The much-awaited “endangerment finding” requires the EPA to force power plants, auto companies, manufacturers and other major industrial sources of greenhouse gas to cut their emissions under the Clean Air Act.
“The case for finding that greenhouse gases in the atmosphere endanger public health and welfare is compelling and, indeed, overwhelming,” the EPA wrote in its analysis.
“The evidence points ineluctably to the conclusion that climate change is upon us as a result of greenhouse gas emissions, that climatic changes are already occurring that harm our health and welfare and that the effects will only worsen over time in the absence of regulatory action.”
The EPA will hold two public hearings and a 60-day comment period before issuing a final rule.
President Barack Obama promised to limit greenhouse gases as a candidate and is pushing Congress to send him legislation that cuts emissions.

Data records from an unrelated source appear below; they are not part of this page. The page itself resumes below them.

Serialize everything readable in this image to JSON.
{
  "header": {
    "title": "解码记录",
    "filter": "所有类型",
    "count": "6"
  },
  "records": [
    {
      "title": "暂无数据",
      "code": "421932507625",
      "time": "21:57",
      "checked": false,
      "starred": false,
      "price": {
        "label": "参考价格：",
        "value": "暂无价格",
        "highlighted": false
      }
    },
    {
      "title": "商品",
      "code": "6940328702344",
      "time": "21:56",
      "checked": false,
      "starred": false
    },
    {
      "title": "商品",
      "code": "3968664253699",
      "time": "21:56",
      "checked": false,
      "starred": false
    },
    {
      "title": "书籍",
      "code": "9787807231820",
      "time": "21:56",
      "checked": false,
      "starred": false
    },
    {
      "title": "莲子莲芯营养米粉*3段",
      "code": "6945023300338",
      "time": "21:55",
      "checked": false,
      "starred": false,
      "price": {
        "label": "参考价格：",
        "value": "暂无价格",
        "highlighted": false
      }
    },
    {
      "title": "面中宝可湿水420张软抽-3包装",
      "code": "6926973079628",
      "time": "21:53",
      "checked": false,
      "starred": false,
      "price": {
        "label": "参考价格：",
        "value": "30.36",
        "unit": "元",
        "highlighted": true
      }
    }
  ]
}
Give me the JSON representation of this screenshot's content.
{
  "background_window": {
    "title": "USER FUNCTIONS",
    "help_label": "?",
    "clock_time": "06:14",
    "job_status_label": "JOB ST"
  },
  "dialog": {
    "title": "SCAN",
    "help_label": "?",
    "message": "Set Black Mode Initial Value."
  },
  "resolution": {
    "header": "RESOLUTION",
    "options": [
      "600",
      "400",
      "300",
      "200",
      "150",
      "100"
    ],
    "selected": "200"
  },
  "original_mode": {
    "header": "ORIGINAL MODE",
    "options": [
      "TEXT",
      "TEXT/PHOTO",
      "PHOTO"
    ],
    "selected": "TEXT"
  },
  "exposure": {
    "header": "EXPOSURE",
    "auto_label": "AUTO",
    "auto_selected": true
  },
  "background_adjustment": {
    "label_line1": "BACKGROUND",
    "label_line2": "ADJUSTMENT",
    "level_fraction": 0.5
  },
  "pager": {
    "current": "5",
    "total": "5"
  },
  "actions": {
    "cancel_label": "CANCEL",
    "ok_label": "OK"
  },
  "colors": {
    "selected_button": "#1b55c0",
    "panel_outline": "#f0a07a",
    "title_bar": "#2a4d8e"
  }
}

The administration wants to take some type of action before international climate talks in Copenhagen next December, so the ruling heightens the pressure on congressional Democrats to pass a climate change bill this year.
It won’t be easy: Republicans and some moderate Democrats fear that new regulations could hurt the struggling economy.
The EPA announcement came almost exactly two years after the U.S. Supreme Court ruled that the agency had the authority to regulate greenhouse gas emission if human health is endangered by global warming pollution. The high court ordered the Bush administration to reconsider whether greenhouse gas emissions are pollutants, but the White House stalled on making a ruling.
In its analysis, EPA affirmed science supporting global warming, finding that that carbon dioxide and five other greenhouse gases are at unprecedented levels as the “unambiguous result of human emissions.”
Those high levels are likely causing increased temperatures and other climate changes worldwide like increased droughts, flooding, wildfires, heat waves and more severe storms, the agency said.
The high levels also can contribute to respiratory infection, asthma, more intense allergy symptoms, food and water-bourn illnesses and premature death, the EPA said. And the health effects are most likely to impact vulnerable populations like the old, young, sick and disabled.
In addition to threatening the environment and human health, the analysis also found that climate change has national security implications as violence in unstable regions can be escalated due to increased scarcity of resources.
“Climate change can aggravate existing problems in certain regions of the world – such as poverty, social tensions, general environmental degradation and conflict over
increasingly scarce water resources,” according to the EPA report.
While the original case focused only on auto emissions, most experts assume that the EPA will regulate not only cars and trucks but also power plants, manufactures and other industrial sources of pollution.
The legislation currently under discussion in Congress establishes a cap and trade system that would cap industrial emissions of greenhouse gases and create a market for companies to buy, sell and trade pollution allowances.
Sen. Barbara Boxer (D-Calif.), chairwoman of the Senate Environment and Public Works Committee, praised the EPA’s finding on Friday but argued that legislation was the best way to limit emissions.
“The best and most flexible way to deal with this serious problem is to enact a market-based cap and trade system, which will help us make the transition to clean energy and will bring us innovation and strong economic growth,” she said in a statement.
Environmentalists heralded the ruling as “a game changer.”
“This will be the largest step the federal government will have taken to date on regulating climate change and will be the first step in mandatory reduction,” said Joe Mendelson, the global warming policy director for the National Wildlife Federation.
Some business groups, however, warn that the ruling could hurt the already struggling economy by imposing an avalanche of new regulations on small polluters and stall new projects.
William Kovacs, vice president for the environment, technology and regulatory affairs division at the U.S. Chamber of Commerce, said the EPA could regulate auto emissions – the central issue of the lawsuit that prompted the ruling – without the “regulatory cascade.”
“The proposed endangerment finding poses an endangerment to the American economy and to every American family,” said Jack Gerard, president of the American Petroleum Institute. “The regulations could impose complex, costly requirements on restaurants, colleges, schools, shopping malls, bakeries and many other businesses and institutions.”